> _Data extracted from a collection_

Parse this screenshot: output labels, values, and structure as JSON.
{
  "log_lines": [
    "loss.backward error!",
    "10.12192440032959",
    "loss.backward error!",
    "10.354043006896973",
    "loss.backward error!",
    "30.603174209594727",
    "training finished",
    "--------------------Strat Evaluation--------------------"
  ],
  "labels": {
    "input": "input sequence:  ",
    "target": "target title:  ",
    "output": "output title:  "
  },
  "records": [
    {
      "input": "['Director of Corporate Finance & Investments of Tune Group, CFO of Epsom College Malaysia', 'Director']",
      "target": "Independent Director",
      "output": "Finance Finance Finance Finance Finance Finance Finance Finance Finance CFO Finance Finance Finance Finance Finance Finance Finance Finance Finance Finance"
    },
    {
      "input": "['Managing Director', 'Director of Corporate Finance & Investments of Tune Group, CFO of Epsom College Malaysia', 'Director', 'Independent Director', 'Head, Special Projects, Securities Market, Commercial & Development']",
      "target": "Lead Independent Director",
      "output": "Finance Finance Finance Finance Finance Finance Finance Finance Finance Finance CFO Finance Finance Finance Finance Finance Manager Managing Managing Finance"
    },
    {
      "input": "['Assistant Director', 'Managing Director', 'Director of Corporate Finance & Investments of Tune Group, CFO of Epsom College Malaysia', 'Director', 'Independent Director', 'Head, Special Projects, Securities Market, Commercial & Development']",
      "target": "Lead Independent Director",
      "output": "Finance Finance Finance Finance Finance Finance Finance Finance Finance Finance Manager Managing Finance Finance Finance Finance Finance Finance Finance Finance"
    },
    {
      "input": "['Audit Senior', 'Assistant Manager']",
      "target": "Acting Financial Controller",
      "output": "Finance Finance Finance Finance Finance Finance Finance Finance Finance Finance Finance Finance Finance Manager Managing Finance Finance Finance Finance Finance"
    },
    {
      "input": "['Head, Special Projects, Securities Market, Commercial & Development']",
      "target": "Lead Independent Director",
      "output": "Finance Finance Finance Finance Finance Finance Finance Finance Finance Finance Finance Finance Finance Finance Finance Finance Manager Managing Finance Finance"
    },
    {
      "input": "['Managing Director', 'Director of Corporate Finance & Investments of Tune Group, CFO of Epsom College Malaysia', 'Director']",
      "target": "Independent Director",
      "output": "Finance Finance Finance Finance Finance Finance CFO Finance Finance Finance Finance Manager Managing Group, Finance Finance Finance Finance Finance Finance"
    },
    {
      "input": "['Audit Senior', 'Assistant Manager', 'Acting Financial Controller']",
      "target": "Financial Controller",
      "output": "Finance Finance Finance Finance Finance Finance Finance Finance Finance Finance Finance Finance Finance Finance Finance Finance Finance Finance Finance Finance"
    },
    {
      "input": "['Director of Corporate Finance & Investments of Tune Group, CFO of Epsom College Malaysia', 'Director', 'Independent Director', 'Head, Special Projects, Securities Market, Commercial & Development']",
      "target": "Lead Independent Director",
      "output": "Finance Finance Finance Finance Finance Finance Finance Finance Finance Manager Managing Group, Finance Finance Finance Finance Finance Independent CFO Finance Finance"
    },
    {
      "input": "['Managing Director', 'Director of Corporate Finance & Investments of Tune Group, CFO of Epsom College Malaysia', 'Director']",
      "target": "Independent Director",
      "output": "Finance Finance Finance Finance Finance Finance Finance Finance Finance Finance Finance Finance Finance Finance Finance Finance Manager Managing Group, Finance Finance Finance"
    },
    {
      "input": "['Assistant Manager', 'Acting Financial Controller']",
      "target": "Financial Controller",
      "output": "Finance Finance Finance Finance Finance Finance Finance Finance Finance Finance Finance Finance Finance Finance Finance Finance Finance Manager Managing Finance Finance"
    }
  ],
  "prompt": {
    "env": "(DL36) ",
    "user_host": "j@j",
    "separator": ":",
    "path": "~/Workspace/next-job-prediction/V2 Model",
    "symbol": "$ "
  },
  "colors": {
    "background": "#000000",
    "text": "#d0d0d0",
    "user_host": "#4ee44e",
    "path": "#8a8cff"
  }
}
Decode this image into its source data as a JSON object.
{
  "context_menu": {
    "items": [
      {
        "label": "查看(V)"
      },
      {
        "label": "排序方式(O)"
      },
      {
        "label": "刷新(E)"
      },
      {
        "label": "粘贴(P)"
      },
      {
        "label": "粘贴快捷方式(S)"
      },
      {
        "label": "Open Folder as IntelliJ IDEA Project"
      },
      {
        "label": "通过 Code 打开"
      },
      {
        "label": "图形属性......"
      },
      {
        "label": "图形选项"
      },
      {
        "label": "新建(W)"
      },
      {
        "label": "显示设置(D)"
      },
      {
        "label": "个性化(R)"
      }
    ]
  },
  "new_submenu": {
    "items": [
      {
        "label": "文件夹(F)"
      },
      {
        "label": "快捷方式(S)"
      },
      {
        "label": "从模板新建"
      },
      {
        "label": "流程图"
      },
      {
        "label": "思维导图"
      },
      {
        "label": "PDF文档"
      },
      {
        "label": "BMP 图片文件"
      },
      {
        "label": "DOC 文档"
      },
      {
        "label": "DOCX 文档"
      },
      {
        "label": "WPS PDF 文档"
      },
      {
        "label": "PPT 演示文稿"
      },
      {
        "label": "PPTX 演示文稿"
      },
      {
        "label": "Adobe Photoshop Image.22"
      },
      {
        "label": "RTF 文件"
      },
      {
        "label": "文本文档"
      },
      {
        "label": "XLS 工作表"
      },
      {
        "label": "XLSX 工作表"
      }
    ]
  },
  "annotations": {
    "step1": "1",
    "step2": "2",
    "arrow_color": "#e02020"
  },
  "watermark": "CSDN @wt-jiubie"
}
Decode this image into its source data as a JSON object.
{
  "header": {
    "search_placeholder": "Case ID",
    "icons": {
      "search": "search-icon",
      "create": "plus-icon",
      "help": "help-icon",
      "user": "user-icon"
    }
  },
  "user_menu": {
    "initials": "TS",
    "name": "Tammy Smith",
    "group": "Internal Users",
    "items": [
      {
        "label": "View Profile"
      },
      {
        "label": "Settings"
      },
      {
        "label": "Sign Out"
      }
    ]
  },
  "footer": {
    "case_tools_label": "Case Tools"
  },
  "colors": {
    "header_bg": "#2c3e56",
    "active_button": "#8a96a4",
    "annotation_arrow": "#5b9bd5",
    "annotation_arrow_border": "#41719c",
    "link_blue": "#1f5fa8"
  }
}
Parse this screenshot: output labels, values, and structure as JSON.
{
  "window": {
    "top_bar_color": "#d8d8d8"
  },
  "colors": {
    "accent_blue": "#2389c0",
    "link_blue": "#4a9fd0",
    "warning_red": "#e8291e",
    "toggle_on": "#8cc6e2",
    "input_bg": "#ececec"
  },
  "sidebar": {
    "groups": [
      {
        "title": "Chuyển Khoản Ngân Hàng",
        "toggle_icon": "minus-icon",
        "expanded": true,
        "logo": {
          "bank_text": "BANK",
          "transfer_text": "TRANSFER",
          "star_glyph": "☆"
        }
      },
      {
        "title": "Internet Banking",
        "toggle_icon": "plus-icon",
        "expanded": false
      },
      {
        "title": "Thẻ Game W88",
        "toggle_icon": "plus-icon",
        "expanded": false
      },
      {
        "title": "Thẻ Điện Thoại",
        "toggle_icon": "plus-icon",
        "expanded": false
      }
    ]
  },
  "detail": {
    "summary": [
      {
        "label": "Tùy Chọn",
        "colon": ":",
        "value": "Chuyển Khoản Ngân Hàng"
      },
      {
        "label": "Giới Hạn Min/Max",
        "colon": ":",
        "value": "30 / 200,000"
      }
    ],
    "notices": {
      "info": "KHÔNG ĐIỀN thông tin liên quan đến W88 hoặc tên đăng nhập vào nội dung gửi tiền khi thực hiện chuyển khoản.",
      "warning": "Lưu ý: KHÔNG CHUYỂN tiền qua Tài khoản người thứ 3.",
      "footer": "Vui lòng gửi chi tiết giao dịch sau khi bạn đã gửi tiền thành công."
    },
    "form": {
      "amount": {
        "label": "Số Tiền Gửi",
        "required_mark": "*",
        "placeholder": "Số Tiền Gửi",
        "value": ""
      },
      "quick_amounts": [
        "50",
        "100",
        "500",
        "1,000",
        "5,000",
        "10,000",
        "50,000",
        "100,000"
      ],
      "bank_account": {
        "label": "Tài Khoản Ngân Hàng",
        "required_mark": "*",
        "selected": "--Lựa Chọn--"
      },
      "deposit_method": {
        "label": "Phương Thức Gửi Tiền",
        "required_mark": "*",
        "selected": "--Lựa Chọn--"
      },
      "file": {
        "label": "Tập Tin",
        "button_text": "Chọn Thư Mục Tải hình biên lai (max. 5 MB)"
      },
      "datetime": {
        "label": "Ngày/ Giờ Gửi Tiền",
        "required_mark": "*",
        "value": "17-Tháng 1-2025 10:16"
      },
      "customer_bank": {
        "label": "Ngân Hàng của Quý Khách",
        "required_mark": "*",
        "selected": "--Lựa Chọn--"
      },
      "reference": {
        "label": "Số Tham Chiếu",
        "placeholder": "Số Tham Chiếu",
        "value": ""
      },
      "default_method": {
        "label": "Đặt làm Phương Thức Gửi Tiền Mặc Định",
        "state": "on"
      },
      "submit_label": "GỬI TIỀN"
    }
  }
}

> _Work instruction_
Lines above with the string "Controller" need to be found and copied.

> _Response to the task_
      "target": "Acting Financial Controller",
      "input": "['Audit Senior', 'Assistant Manager', 'Acting Financial Controller']",
      "target": "Financial Controller",
      "input": "['Assistant Manager', 'Acting Financial Controller']",
      "target": "Financial Controller",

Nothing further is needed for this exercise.